Asthma and allergies are closely linked. Most people with asthma have allergic asthma.
Allergy testing is not mandatory as part of the diagnostic process for patients with suspected asthma, but may be indicated when identifying allergens will guide management or when other clinically significant allergies are suspected (e.g. food allergies). It may also be useful when considering the prognosis for wheezing infants. It can be difficult to diagnose asthma with certainty in children aged 0–5 years.
Recent media coverage on the use of the asthma medication, Montelukast (available as brand name ‘Singular’) is a highly effective medication, has an excellent safety record and usually is a very safe preventer medication for children with asthma.

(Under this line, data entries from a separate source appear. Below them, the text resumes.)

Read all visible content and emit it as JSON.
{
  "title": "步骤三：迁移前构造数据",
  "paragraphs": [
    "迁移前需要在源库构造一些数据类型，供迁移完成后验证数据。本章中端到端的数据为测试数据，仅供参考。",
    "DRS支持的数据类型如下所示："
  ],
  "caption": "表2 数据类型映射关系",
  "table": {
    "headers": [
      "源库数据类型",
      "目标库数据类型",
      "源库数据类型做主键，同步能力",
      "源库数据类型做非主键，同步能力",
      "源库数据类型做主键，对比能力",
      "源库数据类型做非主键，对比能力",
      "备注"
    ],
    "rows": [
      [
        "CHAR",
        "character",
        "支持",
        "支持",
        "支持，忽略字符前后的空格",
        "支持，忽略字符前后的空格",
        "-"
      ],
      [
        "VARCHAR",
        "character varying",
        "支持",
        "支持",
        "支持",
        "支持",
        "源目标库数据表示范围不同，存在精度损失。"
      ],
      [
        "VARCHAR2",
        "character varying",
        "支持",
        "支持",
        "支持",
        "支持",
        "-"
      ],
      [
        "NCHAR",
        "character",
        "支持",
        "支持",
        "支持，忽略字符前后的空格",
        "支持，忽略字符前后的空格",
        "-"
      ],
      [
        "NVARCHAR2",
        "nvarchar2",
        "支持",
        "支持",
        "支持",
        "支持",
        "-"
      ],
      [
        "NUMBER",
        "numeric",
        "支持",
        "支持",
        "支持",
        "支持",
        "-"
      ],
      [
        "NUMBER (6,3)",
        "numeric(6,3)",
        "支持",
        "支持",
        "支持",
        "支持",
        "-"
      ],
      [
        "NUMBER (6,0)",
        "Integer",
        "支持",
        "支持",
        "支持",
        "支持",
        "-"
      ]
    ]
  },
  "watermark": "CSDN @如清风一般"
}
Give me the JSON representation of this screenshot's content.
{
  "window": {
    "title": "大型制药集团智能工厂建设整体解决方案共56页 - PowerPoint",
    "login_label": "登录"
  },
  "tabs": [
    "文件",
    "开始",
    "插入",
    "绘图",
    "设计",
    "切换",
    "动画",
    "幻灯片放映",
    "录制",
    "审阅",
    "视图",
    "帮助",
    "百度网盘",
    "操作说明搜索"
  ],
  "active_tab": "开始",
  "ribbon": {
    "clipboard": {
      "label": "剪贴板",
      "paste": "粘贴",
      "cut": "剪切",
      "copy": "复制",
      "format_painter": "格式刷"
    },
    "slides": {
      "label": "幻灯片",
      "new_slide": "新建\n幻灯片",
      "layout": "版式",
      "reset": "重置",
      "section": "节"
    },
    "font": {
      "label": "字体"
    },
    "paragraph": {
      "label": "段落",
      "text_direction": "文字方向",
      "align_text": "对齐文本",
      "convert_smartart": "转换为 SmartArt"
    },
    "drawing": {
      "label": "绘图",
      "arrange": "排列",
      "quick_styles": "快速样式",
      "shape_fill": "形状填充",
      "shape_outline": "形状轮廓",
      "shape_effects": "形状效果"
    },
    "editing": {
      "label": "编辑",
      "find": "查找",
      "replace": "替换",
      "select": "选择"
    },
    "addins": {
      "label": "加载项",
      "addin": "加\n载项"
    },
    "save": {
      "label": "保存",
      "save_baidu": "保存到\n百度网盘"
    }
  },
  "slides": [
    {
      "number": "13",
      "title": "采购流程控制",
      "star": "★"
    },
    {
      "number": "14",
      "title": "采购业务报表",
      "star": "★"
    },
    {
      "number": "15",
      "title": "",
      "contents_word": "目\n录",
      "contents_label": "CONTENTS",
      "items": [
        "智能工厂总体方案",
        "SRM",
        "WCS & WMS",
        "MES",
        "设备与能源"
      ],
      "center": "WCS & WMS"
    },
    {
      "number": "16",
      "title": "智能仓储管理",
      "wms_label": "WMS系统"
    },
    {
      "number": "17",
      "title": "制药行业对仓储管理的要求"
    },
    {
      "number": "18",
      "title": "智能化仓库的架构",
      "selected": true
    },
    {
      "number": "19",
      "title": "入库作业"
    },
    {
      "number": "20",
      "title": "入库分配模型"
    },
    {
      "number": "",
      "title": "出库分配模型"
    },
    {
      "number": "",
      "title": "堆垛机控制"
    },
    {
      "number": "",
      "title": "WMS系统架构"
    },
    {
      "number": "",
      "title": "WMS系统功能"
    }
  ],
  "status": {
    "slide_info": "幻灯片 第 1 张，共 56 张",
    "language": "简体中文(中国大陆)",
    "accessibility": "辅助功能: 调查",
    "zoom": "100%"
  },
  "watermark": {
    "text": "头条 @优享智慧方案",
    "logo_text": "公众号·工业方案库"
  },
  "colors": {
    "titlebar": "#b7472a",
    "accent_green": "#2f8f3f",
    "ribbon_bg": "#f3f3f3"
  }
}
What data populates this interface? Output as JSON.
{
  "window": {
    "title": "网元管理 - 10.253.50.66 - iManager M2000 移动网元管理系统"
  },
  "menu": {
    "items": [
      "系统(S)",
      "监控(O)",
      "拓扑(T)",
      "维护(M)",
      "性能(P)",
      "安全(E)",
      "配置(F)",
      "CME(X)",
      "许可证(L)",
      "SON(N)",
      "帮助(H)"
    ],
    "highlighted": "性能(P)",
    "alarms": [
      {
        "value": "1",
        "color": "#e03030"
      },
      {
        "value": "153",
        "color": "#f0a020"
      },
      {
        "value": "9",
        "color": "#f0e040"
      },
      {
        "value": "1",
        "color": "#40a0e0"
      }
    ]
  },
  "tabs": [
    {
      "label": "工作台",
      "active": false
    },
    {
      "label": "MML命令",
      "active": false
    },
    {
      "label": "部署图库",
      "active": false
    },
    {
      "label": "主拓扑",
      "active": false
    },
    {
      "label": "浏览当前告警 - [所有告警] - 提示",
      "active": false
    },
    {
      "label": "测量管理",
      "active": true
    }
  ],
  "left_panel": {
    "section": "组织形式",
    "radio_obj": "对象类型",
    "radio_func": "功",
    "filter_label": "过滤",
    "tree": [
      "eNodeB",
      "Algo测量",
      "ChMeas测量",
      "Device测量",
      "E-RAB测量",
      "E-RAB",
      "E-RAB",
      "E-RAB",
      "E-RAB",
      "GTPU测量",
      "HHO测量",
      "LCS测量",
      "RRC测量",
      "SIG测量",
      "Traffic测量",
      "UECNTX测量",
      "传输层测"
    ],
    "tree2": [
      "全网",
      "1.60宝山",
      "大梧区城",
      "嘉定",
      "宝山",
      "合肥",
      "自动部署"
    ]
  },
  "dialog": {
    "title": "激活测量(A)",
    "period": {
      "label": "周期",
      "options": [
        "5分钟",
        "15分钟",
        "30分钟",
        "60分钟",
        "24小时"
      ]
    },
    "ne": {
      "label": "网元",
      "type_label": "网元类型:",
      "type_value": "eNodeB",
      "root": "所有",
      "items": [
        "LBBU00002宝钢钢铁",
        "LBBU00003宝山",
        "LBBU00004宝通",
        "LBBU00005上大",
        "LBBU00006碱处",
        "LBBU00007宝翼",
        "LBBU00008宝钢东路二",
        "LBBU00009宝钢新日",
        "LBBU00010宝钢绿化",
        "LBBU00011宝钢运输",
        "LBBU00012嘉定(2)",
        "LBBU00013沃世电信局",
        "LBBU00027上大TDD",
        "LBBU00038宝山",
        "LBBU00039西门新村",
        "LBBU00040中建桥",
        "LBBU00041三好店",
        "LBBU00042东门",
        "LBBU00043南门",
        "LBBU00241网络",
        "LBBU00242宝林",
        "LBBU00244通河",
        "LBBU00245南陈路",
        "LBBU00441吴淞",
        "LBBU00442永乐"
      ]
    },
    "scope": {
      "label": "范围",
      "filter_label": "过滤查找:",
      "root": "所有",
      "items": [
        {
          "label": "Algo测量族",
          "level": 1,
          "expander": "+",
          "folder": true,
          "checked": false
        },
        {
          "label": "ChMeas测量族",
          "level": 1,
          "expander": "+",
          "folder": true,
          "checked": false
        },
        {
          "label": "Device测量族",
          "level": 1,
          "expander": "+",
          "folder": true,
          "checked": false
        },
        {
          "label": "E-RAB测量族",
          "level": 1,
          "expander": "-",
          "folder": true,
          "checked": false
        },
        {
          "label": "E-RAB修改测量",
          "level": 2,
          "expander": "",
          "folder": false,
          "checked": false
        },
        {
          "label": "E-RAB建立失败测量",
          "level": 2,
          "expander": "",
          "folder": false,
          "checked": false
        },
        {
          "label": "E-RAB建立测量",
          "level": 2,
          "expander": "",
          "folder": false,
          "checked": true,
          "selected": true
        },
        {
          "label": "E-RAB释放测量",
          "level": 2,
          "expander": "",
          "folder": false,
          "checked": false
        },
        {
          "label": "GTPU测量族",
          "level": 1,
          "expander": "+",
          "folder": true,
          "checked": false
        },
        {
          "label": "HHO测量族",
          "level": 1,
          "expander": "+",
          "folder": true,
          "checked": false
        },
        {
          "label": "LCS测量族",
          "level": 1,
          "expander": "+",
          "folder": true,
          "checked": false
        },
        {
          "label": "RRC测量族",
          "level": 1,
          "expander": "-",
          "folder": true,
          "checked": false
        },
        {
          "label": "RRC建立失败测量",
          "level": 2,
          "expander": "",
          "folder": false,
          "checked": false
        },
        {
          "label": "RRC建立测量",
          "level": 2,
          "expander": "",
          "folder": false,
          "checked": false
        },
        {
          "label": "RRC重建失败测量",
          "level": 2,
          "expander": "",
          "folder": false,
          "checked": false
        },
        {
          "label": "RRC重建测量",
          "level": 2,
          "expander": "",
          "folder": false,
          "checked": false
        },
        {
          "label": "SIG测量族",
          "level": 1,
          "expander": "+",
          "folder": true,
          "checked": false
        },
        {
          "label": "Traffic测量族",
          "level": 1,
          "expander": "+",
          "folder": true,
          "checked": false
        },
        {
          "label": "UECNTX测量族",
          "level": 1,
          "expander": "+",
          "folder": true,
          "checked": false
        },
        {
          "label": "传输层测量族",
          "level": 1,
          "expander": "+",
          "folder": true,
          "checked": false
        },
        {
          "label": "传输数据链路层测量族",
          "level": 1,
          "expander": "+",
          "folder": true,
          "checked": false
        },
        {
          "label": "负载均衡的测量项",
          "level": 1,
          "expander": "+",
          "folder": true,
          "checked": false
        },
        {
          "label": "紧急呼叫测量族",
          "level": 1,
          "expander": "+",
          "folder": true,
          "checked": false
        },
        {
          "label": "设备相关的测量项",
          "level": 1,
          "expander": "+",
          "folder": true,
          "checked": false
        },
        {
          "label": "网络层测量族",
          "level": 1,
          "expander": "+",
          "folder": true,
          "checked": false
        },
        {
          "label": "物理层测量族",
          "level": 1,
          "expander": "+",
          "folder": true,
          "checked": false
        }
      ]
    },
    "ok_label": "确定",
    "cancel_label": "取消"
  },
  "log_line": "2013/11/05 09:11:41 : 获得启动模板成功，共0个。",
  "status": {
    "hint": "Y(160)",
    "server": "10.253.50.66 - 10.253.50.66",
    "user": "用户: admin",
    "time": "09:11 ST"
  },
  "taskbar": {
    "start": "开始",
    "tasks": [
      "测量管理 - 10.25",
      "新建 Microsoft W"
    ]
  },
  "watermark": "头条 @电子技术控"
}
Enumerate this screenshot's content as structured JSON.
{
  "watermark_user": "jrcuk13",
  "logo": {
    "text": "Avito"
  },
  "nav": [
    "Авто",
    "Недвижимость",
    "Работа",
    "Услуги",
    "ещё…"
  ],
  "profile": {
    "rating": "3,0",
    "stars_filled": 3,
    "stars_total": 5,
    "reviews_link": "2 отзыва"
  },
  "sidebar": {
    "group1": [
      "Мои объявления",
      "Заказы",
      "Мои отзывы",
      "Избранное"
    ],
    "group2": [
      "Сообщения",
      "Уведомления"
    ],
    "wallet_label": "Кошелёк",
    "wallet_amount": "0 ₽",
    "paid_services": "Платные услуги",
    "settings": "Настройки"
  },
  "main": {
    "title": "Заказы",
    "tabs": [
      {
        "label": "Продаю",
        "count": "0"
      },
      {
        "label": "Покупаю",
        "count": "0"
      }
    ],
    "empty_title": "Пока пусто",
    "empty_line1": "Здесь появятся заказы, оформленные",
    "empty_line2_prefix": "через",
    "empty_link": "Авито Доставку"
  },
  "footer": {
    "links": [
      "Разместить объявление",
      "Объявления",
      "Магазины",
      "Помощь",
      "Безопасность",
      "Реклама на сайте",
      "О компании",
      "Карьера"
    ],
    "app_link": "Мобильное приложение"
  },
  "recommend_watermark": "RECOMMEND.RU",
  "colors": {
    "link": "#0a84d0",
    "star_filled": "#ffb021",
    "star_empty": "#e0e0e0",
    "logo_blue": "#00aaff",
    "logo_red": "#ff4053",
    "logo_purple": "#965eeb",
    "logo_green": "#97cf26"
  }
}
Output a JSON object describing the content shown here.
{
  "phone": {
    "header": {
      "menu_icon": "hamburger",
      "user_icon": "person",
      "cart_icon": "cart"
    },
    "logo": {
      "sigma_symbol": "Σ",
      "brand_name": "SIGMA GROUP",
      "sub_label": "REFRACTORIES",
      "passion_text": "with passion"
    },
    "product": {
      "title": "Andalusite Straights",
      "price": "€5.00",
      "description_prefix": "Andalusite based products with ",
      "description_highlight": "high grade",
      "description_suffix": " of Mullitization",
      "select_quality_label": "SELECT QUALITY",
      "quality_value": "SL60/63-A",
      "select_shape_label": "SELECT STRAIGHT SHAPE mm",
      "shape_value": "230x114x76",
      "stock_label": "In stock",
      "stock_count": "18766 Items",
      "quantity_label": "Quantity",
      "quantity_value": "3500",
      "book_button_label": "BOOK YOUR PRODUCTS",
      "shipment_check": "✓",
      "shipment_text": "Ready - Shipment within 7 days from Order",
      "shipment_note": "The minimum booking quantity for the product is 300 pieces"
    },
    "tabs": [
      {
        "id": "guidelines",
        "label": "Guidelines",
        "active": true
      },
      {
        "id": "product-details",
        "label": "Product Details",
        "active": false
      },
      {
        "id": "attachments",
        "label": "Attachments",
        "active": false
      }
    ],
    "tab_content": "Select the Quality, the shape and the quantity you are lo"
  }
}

Although in 2015, The Therapeutic Drugs Administration said it has also been linked to suicidal thoughts or depression among some users and therefore needed close monitoring. Other neuropsychiatric reactions reported to The Therapeutic Drugs Administration included nightmares, altered mood and insomnia and in many cases, patients had experienced multiple neuropsychiatric reactions. Parents are calling for new warning labels on a common asthma tablet. Between January 2000 and March 2016, the Therapeutic Goods Administration received almost 90 reports of psychiatric events in children and adolescents treated with the medication. The Asthma Council says that patients should not stop taking their medication without consulting their doctor.
What should you do if your child has an asthma attack?
- Sit your child down and remain calm.
- Immediately shake a blue reliever puffer and give four separate puffs through a spacer. Give one puff at a time and ask your child to take four breaths from the spacer after each puff.
- Wait four minutes. If there is no improvement in your child’s asthma repeat step 2.
- If still no improvement after four minutes, call an ambulance immediately. State that your child is having an asthma attack. Continuously repeat steps 2 and 3 while waiting for the ambulance.
Whilst it is stressful watching your children having an asthma attack, it is important that you remain calm to ensure the patient is also calm.
Ensure people caring for your child know your child has asthma and understand what to do during an asthma attack – whether it is other family members, day care, school or sporting teacher. Asthma affects each child differently and asthma is unpredictable.